Remember back in the ’80s when Ronald Reagan would ramble on in front of a crowd, saying all kinds of crazy shit? And immediately after, the reporters would turn to his handlers, who would explain that the president hadn’t said what he just said, that he had in fact said the exact opposite? That’s where the term “spin” came from, and boy, were those the days.
Yesterday we reported on the latest from Pope Francis, who told a crowd this week that even atheists could go to heaven. At least, that’s what everybody thinks he said. I mean, read what he said.
You knew it was too good to be true. While The Gipper His Holiness does appear to have made it through the night without being assassinated, he has certainly not escaped without a tongue-lashing from the apparatchiks he reports to. And today, the Vatican trotted out a spin doctor – actually, I guess he’d be a spin priest, instead of a doctor, huh? – to explain that the pope didn’t say what he said.

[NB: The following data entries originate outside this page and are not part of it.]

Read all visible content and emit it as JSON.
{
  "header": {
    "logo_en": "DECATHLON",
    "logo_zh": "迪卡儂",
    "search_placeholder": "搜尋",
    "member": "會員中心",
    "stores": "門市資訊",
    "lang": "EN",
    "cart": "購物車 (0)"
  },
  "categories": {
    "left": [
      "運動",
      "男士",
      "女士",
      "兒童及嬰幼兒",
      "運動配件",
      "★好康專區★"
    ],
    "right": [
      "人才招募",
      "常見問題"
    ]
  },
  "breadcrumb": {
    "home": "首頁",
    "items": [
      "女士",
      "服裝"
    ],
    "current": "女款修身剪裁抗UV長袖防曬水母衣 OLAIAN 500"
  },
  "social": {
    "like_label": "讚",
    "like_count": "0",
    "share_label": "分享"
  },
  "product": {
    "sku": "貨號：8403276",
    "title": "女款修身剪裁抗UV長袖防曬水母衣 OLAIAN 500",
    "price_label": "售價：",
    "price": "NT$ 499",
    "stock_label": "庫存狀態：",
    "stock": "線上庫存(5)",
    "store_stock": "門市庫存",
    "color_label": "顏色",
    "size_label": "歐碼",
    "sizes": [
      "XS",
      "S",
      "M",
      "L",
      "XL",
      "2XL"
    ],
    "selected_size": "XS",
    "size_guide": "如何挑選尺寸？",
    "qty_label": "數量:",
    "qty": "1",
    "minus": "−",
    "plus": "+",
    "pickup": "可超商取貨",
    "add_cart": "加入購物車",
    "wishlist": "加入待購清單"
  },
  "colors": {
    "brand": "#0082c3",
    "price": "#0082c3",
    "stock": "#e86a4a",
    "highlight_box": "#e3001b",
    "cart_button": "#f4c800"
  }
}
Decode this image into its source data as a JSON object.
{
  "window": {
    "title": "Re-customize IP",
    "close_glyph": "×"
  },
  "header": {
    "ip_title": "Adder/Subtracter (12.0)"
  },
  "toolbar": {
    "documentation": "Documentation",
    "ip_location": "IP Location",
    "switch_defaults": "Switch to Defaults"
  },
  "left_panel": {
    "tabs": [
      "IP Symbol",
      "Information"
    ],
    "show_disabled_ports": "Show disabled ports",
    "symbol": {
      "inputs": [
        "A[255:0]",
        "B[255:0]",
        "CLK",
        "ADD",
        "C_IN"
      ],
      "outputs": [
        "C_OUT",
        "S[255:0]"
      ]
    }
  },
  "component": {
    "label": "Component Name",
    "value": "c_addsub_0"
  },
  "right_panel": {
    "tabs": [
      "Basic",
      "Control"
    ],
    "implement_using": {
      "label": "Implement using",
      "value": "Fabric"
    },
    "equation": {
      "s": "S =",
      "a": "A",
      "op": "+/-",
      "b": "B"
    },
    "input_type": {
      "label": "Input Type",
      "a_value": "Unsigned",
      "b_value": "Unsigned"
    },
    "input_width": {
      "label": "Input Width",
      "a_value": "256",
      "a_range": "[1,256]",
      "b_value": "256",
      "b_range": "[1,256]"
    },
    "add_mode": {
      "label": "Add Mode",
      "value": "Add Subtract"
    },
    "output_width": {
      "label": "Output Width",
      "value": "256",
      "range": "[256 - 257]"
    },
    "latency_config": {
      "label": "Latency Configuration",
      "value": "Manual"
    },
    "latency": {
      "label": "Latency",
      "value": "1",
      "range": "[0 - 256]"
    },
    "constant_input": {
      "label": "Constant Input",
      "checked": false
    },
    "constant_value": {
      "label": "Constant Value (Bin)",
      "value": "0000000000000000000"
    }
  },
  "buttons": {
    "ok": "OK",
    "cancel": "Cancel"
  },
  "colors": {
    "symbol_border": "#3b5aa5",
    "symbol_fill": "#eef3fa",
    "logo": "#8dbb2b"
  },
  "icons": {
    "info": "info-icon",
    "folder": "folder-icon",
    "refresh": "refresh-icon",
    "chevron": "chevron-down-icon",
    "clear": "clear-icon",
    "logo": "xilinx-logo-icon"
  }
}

The Rev. Thomas Rosica, a Vatican spokesman, said that people who [are] aware of the Catholic church “cannot be saved” if they “refuse to enter her or remain in her.”
Ummm. No, that’s what he said. Moving on.
At the same time, Rosica writes, “every man or woman, whatever their situation, can be saved. Even non-Christians can respond to this saving action of the Spirit. No person is excluded from salvation simply because of so-called original sin.”
Rosica also said that Francis had “no intention of provoking a theological debate on the nature of salvation,” during his homily on Wednesday.
Although the pope’s comments about salvation surprised some, bishops and experts in Catholicism say Francis was expressing a core tenant [sic] of the faith.
“Francis was clear that whatever graces are offered to atheists (such that they may be saved) are from Christ,” the Rev. John Zuhlsdorf, a conservative Catholic priest, wrote on his blog.
“He was clear that salvation is only through Christ’s Sacrifice. In other words, he is not suggesting – and I think some are taking it this way – that you can be saved, get to heaven, without Christ.”
Chad Pecknold, an assistant professor of theology at the Catholic University of America, agreed with Zuhlsdorf, pointing out that the pope’s comments came on the Feast of Saint Rita, the Catholic patron saint of impossible things.
So, to sum up, when Francis said that atheists can be redeemed if they do good works, what he meant was that they can’t redeemed by good works unless they stop being atheists? Is that about right?
No word on whether all dogs go to heaven yet, however.
You’re probably confused. I know I am. But that’s okay. The good news here is that we’re entering a new golden age of spin. (Not that the last couple of decades haven’t been pretty fucking remarkable on that front.) Francis is the new Reagan, and with any luck we’re going to get a new sitcom episode every time he opens his mouth.
Enjoy. And now, I’m off to re-read “The Grand Inquisitor.”